This figure has increased steadily from 10.1 per cent in June 2013, and marks a sharper jump than rates of the conditions among the general population, which rose 20 per cent over the same period, from 3.4 per cent of people to 4.1 per cent.

“The devastating impact of the benefits cap for families with children, the freezing of benefits at a time of inflation, and the cutting of benefits for the disabled are putting claimants under terrible mental and financial strain,” said Janet Weisz, the UKCP’s chief executive.

“The constant threat of benefit sanctions only adds to the pressure.”

The austerity measure, widely recognised as a key driver behind forecasts of rising poverty to come, is expected to reduce support by £13bn by 2020, above the Government’s forecast of £9bn, according to research from the House of Commons Library.

People claiming benefits can have their payments cut or stopped entirely if they miss one job centre appointment. The minimum sanction period was increased from one week to four in October 2012.

About a quarter of people on Jobseeker’s Allowance received at least one sanction between 2010 and 2015, according to the National Audit Office, which warned last year that the Department for Work and Pensions is not doing enough to find out how sanctions affect people on benefits.

These reports, signaled originally from the Independent, just about clinch the argument us lot have made here.

End the Benefits Freeze and the Sanctions Regime! 

Written by Andrew Coates

July 17, 2017 at 3:12 pm

Day of Action Against Benefit Sanctions. Protests.

with 82 comments

Thursday: Outside Ipswich Jobcentre. 

Image may contain: 3 people, people standing and outdoor

Image may contain: 2 people, people standing, child and outdoor

Interviewed on Radio Suffolk.

Benefit sanctions must be fought against

These sanctions are cruel and handed out for ridiculous reasons such as:

  • Arriving minutes late to a meeting
  • Not applying for jobs when waiting to start a new job!
  • Missing an appointment on the day of the funeral of a close family member.

This has to stop.

Unite demonstration outside the Department of Work and Pensions in London watch the video here  – See more at: http://stagingui.unite.awsripple.com/growing-our-union/communitymembership/day-of-action-against-sanctions/default.aspx#sthash.QsxxyCRf.dpufTake other action
  • Share your story – we are looking for people who have been sanctioned to tell their story.
  • We want to show the reality and impact on people’s lives – show your support – share on Twitter and Facebook #No2Sanctions
JOIN US – Thursday 30 March

See More Here.

Welfare WeeklyThousands to protest against ‘cruel and ineffective’ benefit sanctions regime

Campaigners will target more than 80 jobcentres across the UK, as part of a ‘national day of action’ to stop benefit sanctions.

Activists from Britain’s biggest trade union Unite will tomorrow (Thursday) be protesting outside the Department for Work and Pensions (DWP) in London, calling on the UK Government to stop it’s “cruel and ineffective” benefit sanctions regime.

Campaigners will target more than 80 jobcentres across the UK, as part of a ‘national day of action‘ to stop benefit sanctions.

Since May 2010, over 3 million people have been referred for a sanction 8 million times.

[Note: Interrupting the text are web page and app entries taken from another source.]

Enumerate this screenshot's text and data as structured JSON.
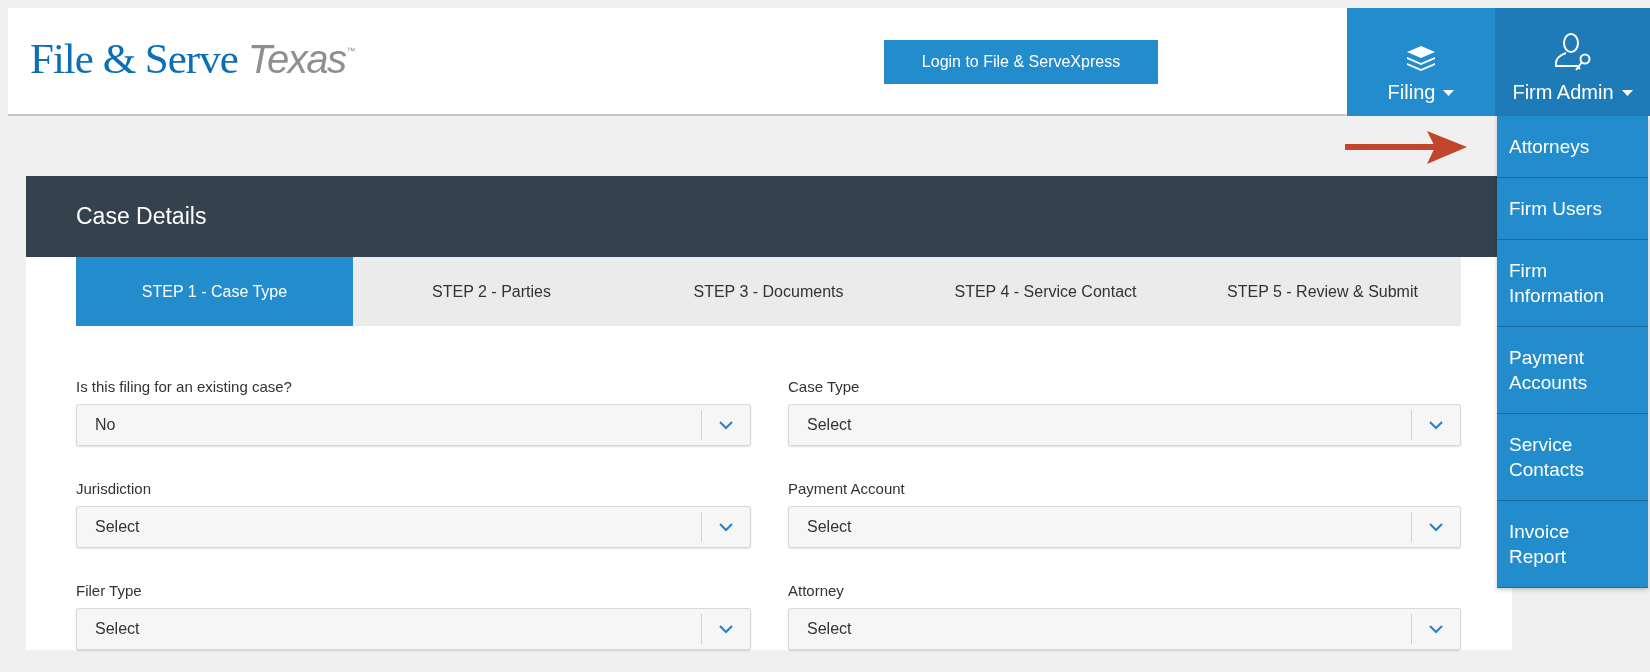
{
  "header": {
    "logo": {
      "name": "File & Serve",
      "accent": "Texas",
      "mark": "™"
    },
    "login_button": "Login to File & ServeXpress",
    "nav": [
      {
        "label": "Filing",
        "selected": false
      },
      {
        "label": "Firm Admin",
        "selected": true
      }
    ]
  },
  "firm_admin_menu": [
    "Attorneys",
    "Firm Users",
    "Firm Information",
    "Payment Accounts",
    "Service Contacts",
    "Invoice Report"
  ],
  "annotation": {
    "kind": "arrow"
  },
  "card": {
    "title": "Case Details",
    "steps": [
      {
        "label": "STEP 1 - Case Type",
        "selected": true
      },
      {
        "label": "STEP 2 - Parties",
        "selected": false
      },
      {
        "label": "STEP 3 - Documents",
        "selected": false
      },
      {
        "label": "STEP 4 - Service Contact",
        "selected": false
      },
      {
        "label": "STEP 5 - Review & Submit",
        "selected": false
      }
    ],
    "fields": [
      {
        "label": "Is this filing for an existing case?",
        "value": "No"
      },
      {
        "label": "Case Type",
        "value": "Select"
      },
      {
        "label": "Jurisdiction",
        "value": "Select"
      },
      {
        "label": "Payment Account",
        "value": "Select"
      },
      {
        "label": "Filer Type",
        "value": "Select"
      },
      {
        "label": "Attorney",
        "value": "Select"
      }
    ]
  }
}
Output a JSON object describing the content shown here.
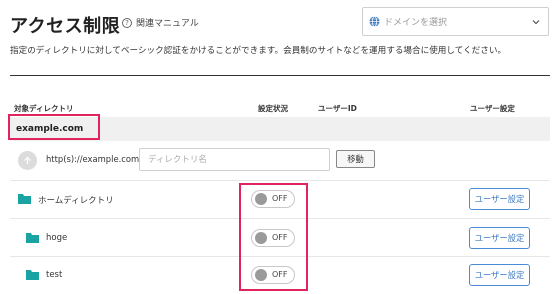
{
  "header": {
    "title": "アクセス制限",
    "help_label": "関連マニュアル",
    "help_icon": "question-circle-icon",
    "domain_select": {
      "placeholder": "ドメインを選択",
      "icon": "globe-icon"
    }
  },
  "description": "指定のディレクトリに対してベーシック認証をかけることができます。会員制のサイトなどを運用する場合に使用してください。",
  "table": {
    "columns": [
      "対象ディレクトリ",
      "設定状況",
      "ユーザーID",
      "ユーザー設定"
    ],
    "domain": "example.com",
    "move_row": {
      "url_prefix": "http(s)://example.com/",
      "input_placeholder": "ディレクトリ名",
      "input_value": "",
      "move_button": "移動"
    },
    "rows": [
      {
        "name": "ホームディレクトリ",
        "status": "OFF",
        "user_id": "",
        "button": "ユーザー設定"
      },
      {
        "name": "hoge",
        "status": "OFF",
        "user_id": "",
        "button": "ユーザー設定"
      },
      {
        "name": "test",
        "status": "OFF",
        "user_id": "",
        "button": "ユーザー設定"
      }
    ]
  },
  "colors": {
    "folder": "#1aa3a3",
    "highlight": "#e0245e",
    "button_accent": "#3a78c2"
  }
}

Over 318,000 people have had their benefits cut or stopped completely in the last year alone, often for punitive and unfair reasons – such as being late for appointments with the jobcentre, or being too sick to ‘actively seek work’.

According to the food bank charity Trussell Trust, more than 500,000 three day emergency food parcels were given to people in crisis in the first half of 2016/17, including over 188,500 to children, with the most common reason for referral being problems and delays with benefit payments.

Written by Andrew Coates

March 30, 2017 at 11:28 am

Posted in Damian Green, DWP, Ipswich, Sanctions, Suffolk

Tagged with , ,